With sincere apologies to T. S. Eliot, this is the way summer ends -- not with a bang, but a whimper. Business is slowing at AMC Entertainment Holdings (AMC -4.38%) and its fellow exhibitors. Domestic box office receipts clocked in at $91.9 million over the weekend, the industry's weakest showing since May.

Bullet Train was the big premiere this time. The Brad Pitt-helmed thriller didn't exactly flop out of the gate. It topped $30 million in ticket sales, accounting for nearly a third of all stateside theater admissions over the weekend. However, it wasn't enough to save what the industry considers to be the last real weekend of the telltale summer season.

Summer technically doesn't end until late September, but with many area schools returning to class in the coming days you should have more elbow room at your local multiplex now. Studios tend to put out their more promising releases between the Memorial Day and Independence Day holidays. The release slate for the rest of the current quarter is predictably bland. It doesn't mean that AMC shareholders should be concerned.

A couple drawing closer at a movie theater screening.

Image source: Getty Images.

No. 1 with a bullet 

Multiplex operators got off to a strong start in the current quarter. By mid-July domestic ticket sales were at their highest level since 2016. The script has been flipped after a few uninspiring weekends. You have to go back to 2005 to find a worse pre-pandemic showing in box office receipts for the quarter to date. 

The bad news is that help isn't on the way in the near term. Outside of a possible sleeper hit here or there, the theatrical release slate is understandably dry for the balance of the third quarter. Studios know that this is not when you put out a potential blockbuster. The next major superhero film doesn't hit the big screen until November. There could be a few winners in the horror genre when October rolls around. None of this means that it's curtains for AMC and its smaller peers.

The industry has successfully completed a turnaround in terms of consumer sentiment. Some genres -- like comedies, indie films, and romcoms -- are now destined to stay on premium streaming services. Superhero, action, high-profile animation, and even horror movies are still drawing big crowds at the multiplex. Studios will get even better about getting the balance right next summer. 

AMC just posted positive adjusted earnings before interest, taxes depreciation, and amortization (EBITDA) and operating cash flow in its latest quarter. It has gotten better in a few ways on this end of the pandemic, improving its per-capita revenue by rolling out mobile ordering and advance seating reservations across most of its locations.

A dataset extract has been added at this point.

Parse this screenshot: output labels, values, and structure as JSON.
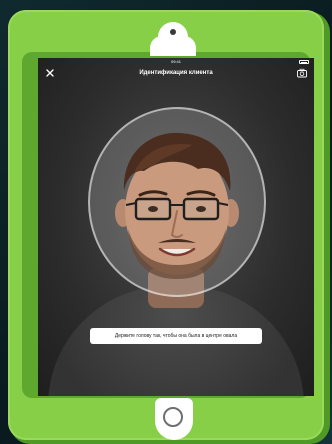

Folks are also willing to pay an average of nearly 6% more now for a ticket to a movie than they were a year ago. 

The most widely owned of movie theater stocks will still need to execute to keep winning. Its cash interest expense has risen 60% over the past year, and outright profitability is going to require even larger crowds than it drew this summer. However, the stock has now more than doubled since bottoming out in May. It has established a cult following of shareholders that can prove potent if they also become AMC regulars. The peak summer season for exhibitors may essentially be over, but the foundation has been set for the good times to continue.